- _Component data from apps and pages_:
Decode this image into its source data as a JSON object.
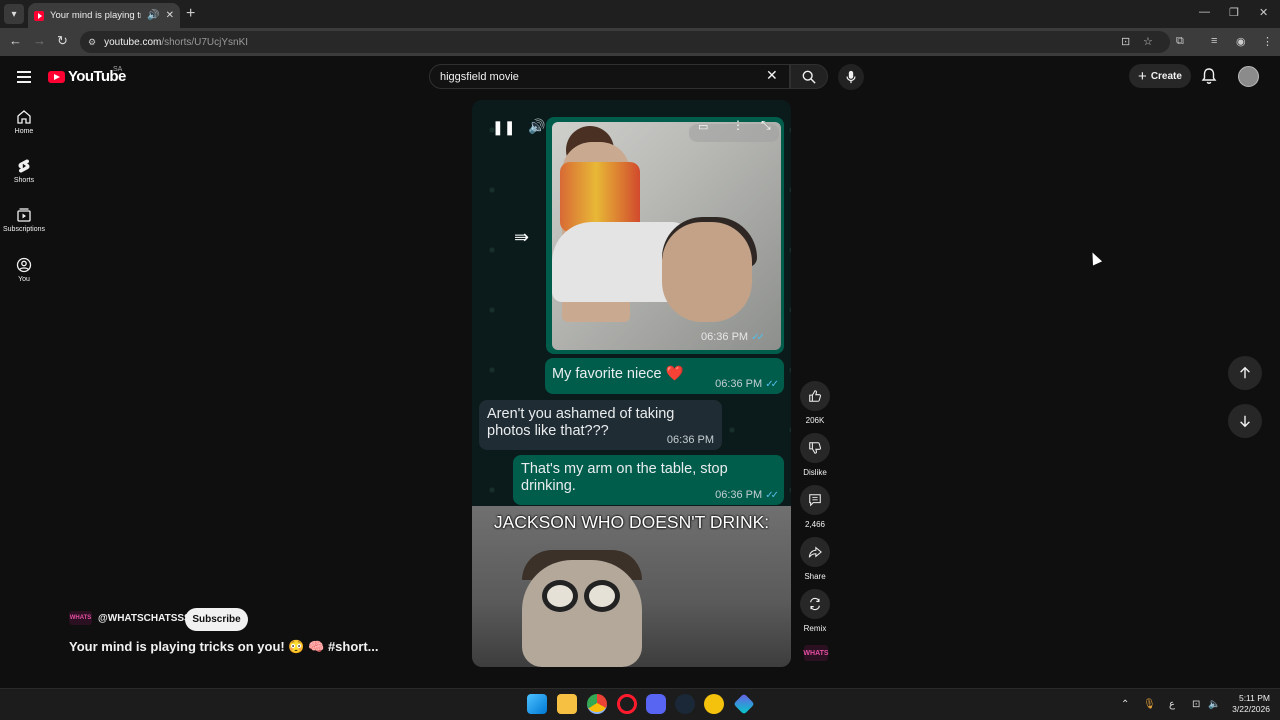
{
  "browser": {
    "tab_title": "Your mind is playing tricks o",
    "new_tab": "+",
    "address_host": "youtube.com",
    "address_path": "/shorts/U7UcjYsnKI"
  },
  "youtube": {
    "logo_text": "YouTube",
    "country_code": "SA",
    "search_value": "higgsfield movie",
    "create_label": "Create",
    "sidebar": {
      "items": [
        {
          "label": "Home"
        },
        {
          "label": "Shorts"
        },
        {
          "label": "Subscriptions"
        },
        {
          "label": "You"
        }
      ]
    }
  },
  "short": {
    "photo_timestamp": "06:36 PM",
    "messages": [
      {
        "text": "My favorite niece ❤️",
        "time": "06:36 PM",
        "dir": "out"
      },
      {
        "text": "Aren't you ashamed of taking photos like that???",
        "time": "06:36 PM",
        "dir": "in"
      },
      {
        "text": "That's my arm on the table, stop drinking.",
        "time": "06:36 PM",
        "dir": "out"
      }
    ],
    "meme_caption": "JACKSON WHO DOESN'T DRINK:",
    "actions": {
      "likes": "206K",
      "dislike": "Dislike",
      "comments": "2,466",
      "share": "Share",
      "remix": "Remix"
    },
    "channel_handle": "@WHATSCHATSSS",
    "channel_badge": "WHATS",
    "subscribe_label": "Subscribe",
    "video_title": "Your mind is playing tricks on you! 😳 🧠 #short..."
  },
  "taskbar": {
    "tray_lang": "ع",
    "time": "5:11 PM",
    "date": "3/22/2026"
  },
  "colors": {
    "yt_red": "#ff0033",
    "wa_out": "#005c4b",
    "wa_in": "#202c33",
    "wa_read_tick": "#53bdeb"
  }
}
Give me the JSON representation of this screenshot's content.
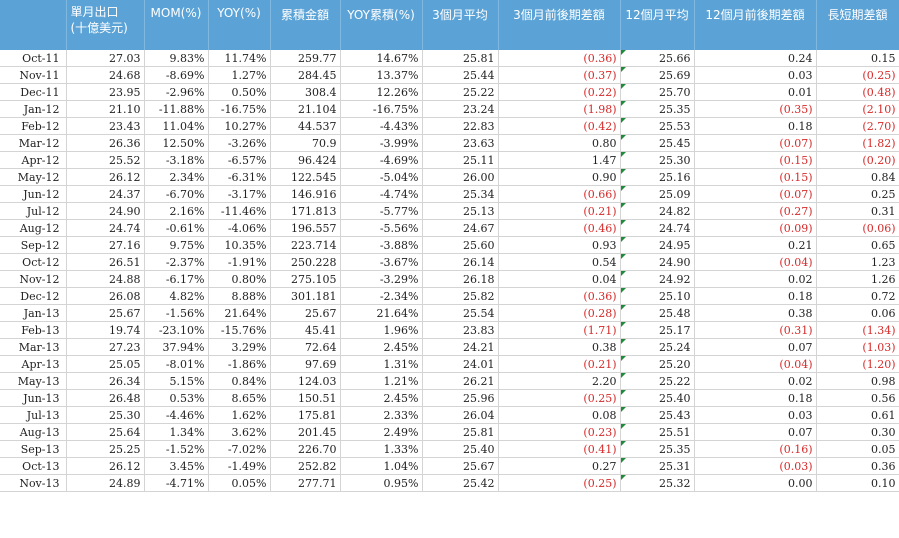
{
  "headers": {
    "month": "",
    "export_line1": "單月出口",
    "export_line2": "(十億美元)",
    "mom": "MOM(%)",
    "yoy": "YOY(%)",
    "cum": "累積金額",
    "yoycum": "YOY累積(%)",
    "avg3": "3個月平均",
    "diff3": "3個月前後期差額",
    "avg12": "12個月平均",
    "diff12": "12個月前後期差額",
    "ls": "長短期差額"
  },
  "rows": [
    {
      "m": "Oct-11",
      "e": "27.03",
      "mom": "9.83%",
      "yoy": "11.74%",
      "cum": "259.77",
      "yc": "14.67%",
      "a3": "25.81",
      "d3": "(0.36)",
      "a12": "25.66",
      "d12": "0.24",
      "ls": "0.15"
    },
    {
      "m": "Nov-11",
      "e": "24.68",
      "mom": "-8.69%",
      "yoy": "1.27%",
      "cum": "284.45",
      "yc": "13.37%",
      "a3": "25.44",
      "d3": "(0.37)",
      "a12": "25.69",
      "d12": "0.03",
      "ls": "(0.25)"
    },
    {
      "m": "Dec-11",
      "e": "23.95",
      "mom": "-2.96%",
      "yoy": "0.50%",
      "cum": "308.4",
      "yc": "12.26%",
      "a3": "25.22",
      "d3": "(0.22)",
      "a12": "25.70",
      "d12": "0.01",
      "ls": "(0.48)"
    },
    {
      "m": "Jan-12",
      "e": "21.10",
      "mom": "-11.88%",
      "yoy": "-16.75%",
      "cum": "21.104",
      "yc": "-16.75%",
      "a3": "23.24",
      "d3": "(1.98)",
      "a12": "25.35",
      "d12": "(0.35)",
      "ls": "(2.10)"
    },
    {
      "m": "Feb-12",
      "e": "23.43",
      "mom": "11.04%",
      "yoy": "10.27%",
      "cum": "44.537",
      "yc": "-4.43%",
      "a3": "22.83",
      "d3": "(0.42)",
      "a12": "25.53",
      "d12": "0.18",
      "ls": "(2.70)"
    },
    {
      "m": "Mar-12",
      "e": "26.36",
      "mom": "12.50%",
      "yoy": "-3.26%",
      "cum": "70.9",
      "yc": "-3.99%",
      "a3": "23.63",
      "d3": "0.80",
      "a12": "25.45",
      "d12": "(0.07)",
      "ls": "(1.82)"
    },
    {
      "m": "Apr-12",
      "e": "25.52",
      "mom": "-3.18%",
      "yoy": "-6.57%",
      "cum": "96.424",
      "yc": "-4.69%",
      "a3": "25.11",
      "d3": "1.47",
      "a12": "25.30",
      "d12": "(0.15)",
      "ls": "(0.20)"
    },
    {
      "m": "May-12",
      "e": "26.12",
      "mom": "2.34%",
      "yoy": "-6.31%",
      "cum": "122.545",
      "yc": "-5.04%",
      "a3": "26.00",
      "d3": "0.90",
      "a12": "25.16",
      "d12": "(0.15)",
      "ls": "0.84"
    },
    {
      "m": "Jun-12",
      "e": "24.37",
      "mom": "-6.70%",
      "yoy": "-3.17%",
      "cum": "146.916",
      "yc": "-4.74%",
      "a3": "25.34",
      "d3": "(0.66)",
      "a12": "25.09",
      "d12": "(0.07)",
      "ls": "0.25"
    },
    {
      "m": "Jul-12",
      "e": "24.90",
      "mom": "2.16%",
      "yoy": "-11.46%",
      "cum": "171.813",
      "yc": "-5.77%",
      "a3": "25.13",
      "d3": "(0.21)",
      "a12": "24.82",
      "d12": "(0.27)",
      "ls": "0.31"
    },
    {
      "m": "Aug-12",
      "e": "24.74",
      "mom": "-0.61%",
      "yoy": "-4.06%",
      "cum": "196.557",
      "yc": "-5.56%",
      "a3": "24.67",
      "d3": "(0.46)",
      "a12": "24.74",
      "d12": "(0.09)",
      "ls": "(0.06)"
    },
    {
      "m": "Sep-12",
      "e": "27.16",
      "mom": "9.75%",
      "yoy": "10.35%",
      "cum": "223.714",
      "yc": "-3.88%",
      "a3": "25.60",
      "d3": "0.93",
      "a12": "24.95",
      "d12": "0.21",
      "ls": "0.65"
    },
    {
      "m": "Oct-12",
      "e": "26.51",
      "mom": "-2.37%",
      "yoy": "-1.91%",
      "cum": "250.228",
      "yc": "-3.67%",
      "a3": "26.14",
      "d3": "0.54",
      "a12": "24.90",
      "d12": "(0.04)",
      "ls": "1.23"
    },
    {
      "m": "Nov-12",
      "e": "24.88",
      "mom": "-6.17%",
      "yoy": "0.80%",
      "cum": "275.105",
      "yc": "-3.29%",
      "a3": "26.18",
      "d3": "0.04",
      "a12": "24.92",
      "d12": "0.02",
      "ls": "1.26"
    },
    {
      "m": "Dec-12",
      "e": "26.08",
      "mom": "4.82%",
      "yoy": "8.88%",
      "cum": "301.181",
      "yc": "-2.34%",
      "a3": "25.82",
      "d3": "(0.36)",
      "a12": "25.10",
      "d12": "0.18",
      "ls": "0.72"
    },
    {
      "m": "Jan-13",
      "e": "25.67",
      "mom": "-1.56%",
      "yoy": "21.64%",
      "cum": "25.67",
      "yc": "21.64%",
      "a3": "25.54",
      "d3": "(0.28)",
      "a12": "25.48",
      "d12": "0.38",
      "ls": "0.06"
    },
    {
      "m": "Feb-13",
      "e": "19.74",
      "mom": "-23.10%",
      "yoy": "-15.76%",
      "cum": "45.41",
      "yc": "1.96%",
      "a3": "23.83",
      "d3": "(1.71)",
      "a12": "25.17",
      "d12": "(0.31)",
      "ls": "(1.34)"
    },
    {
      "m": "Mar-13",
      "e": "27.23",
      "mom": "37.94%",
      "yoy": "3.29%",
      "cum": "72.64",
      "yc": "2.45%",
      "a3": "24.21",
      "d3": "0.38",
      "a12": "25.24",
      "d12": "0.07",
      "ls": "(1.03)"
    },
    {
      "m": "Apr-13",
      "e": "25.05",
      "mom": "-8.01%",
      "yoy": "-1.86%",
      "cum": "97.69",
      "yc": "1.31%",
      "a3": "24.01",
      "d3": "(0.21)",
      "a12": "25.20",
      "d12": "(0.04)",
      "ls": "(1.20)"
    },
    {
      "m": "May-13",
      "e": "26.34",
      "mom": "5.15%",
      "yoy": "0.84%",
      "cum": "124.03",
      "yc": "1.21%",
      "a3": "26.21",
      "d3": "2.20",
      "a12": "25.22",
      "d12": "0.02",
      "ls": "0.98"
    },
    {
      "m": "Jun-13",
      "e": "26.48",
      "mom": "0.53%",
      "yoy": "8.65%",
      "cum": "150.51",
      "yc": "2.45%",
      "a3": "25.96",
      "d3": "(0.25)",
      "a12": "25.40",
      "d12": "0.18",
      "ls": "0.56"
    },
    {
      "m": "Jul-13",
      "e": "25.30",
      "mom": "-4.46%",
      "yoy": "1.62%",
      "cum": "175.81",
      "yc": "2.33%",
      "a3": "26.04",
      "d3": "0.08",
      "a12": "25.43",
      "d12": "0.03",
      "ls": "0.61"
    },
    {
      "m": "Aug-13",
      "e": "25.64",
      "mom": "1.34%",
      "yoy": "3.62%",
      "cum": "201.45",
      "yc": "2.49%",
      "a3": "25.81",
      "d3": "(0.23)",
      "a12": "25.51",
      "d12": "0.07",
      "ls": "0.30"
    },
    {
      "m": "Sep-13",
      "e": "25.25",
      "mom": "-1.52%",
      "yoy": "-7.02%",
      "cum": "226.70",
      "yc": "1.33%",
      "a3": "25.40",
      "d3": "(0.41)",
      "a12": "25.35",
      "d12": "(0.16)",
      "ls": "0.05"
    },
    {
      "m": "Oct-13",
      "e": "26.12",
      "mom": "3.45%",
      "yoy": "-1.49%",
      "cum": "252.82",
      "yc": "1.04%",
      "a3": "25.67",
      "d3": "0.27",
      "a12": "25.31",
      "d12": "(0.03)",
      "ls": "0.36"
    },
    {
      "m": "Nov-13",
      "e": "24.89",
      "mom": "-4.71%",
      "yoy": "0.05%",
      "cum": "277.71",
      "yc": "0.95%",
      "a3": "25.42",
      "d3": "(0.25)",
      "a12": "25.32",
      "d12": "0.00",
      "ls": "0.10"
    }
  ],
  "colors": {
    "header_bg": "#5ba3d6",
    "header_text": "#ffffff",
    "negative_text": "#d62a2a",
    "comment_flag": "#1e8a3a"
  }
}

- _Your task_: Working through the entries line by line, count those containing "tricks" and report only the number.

- _Solution for this problem_: 2